> [Exercise]
Output the entries word for word. Omit images.

> [Material to process]
=== Begin Enclosure ===
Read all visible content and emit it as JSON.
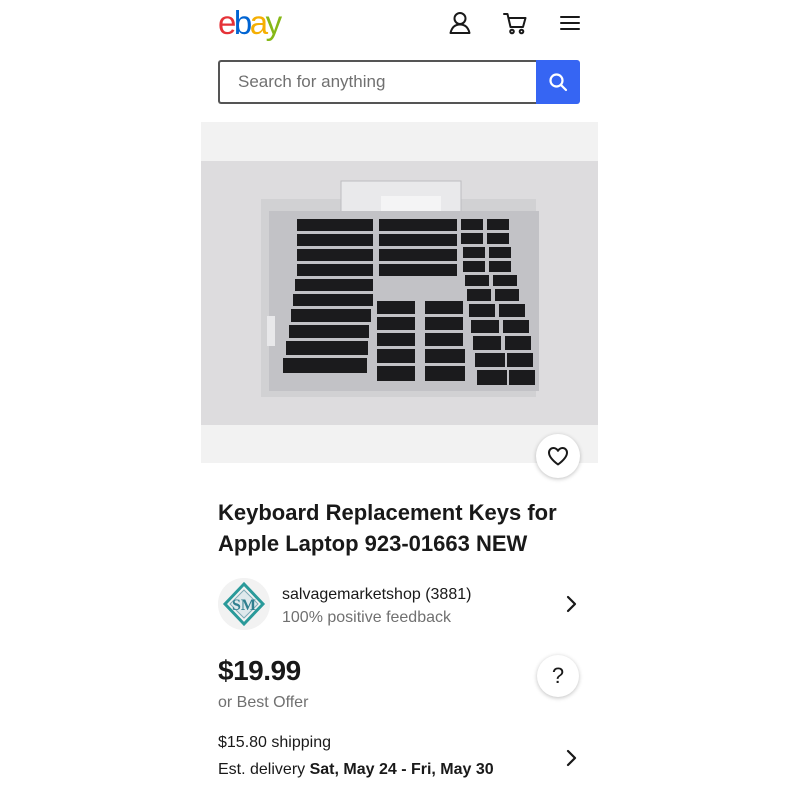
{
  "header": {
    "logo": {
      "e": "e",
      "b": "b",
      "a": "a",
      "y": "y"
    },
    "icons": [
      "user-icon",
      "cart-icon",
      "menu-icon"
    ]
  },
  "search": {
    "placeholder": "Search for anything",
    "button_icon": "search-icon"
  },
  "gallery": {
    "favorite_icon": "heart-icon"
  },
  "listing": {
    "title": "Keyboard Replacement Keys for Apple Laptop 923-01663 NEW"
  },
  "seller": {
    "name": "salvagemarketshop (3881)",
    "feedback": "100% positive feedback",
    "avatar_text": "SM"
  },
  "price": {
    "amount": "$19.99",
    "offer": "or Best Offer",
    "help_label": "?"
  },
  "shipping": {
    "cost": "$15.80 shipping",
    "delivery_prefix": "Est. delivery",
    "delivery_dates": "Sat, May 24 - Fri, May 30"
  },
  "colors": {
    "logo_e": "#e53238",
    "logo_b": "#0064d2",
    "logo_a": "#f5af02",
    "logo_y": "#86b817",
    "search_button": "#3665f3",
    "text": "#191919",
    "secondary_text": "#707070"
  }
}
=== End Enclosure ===
> [Written answer]
Read all visible content and emit it as JSON.
{
  "header": {
    "logo": {
      "e": "e",
      "b": "b",
      "a": "a",
      "y": "y"
    },
    "icons": [
      "user-icon",
      "cart-icon",
      "menu-icon"
    ]
  },
  "search": {
    "placeholder": "Search for anything",
    "button_icon": "search-icon"
  },
  "gallery": {
    "favorite_icon": "heart-icon"
  },
  "listing": {
    "title": "Keyboard Replacement Keys for Apple Laptop 923-01663 NEW"
  },
  "seller": {
    "name": "salvagemarketshop (3881)",
    "feedback": "100% positive feedback",
    "avatar_text": "SM"
  },
  "price": {
    "amount": "$19.99",
    "offer": "or Best Offer",
    "help_label": "?"
  },
  "shipping": {
    "cost": "$15.80 shipping",
    "delivery_prefix": "Est. delivery",
    "delivery_dates": "Sat, May 24 - Fri, May 30"
  },
  "colors": {
    "logo_e": "#e53238",
    "logo_b": "#0064d2",
    "logo_a": "#f5af02",
    "logo_y": "#86b817",
    "search_button": "#3665f3",
    "text": "#191919",
    "secondary_text": "#707070"
  }
}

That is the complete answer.